The language and communication programmes (narrative, vocabulary, and combined narrative and vocabulary) were delivered by TAs in the classroom, three times per week, for 45–60 min each, over six weeks, totalling 18 sessions. Assessments were conducted pre- and post-intervention.

Overall, pupils in the intervention groups made greater improvements on standardised measures of narrative (effect size = +0.296), but not vocabulary skills, compared with control group children.

Source: Improving storytelling and vocabulary in secondary school students with language disorder: a randomized controlled trial (March 2019), International Journal of Language and Communication Disorders, 54:4

Professional development for early childhood language and literacy

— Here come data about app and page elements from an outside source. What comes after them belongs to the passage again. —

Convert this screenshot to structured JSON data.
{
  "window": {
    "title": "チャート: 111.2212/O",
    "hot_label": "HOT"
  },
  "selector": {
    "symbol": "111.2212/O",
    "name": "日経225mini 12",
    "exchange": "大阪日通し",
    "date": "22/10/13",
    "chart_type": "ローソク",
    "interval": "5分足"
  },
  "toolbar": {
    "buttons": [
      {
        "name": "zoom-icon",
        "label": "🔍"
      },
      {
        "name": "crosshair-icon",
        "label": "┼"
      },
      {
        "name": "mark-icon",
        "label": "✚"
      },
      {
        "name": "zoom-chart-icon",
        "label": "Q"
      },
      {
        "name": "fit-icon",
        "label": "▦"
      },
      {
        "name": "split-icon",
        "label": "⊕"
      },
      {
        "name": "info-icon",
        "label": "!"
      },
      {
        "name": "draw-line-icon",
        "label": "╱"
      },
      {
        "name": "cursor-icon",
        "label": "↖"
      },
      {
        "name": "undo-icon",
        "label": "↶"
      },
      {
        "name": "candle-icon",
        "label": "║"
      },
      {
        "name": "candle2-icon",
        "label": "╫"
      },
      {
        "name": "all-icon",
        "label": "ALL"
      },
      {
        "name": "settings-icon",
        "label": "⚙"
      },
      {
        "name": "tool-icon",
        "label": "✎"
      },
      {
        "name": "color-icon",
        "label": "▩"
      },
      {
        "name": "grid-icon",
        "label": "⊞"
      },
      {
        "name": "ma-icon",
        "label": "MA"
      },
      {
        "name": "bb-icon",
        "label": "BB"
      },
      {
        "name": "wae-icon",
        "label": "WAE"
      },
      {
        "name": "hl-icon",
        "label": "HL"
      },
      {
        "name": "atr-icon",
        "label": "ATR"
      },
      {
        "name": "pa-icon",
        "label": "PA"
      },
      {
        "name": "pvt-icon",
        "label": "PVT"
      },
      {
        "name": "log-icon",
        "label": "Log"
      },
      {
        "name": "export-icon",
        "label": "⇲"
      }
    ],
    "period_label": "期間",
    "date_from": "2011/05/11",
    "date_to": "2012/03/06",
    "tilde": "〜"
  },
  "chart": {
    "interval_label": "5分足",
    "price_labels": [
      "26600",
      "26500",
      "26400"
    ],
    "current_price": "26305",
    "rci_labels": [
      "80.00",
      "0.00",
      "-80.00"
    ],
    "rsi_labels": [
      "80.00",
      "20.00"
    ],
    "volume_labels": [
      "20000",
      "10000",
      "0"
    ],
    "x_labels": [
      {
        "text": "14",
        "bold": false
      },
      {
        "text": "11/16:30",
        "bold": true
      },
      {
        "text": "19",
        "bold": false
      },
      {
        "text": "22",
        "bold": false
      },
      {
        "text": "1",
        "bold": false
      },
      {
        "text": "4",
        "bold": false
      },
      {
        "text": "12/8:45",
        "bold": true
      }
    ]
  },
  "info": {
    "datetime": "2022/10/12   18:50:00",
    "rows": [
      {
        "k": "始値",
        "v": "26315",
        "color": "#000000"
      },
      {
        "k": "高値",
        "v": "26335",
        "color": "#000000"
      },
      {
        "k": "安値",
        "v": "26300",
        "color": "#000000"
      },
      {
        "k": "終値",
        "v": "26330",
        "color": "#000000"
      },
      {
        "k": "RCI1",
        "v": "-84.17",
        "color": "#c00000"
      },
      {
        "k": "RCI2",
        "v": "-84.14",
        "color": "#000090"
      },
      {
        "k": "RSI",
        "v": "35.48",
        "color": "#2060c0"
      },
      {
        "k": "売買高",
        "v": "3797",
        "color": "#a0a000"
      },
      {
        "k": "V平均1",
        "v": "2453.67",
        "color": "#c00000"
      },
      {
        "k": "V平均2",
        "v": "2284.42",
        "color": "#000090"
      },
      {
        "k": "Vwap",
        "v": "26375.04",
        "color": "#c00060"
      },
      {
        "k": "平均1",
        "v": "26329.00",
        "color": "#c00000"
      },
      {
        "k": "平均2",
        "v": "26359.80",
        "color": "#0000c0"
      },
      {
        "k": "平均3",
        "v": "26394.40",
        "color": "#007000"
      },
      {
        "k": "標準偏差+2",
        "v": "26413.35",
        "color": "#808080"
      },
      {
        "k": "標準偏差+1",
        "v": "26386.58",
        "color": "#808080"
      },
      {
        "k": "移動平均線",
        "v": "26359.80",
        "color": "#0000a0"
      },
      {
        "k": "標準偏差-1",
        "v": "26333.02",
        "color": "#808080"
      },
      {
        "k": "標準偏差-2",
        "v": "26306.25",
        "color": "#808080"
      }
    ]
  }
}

In the field of education, professional development (PD) is intended to improve both classroom teaching and children’s learning. A new study, published in Journal of Educational Psychology, looks at what effect PD has when used at scale with large numbers of educators.

In this large-scale randomised controlled trial, Shayne B Piasta and colleagues examined the effectiveness of a language and literacy PD programme on both teacher and child outcomes in early childhood education. More than 500 teachers across one US state took part in the trial and were randomly assigned to one of three groups: professional development with coaching, professional development without coaching, or a comparison group. Teachers in the PD groups received 30 hours of state-sponsored language and literacy professional development, with those assigned to the coaching groups also receiving ongoing individualised coaching throughout the academic year. Teachers in the comparison group also received state-sponsored PD, but in other subjects.

The results of the trial suggest that PD affected only a few aspects of classroom language and literacy teaching practices relative to the comparison group, and did not affect children’s literacy learning. PD with coaching showed a small positive impact on the quantity of phonological awareness, while both PD with and without coaching had a small positive impact on the quality of teaching in phonological awareness and writing.

Source: At-scale, state-sponsored language and literacy professional development: Impacts on early childhood classroom practices and children’s outcomes (June 2019), Journal of Educational Psychology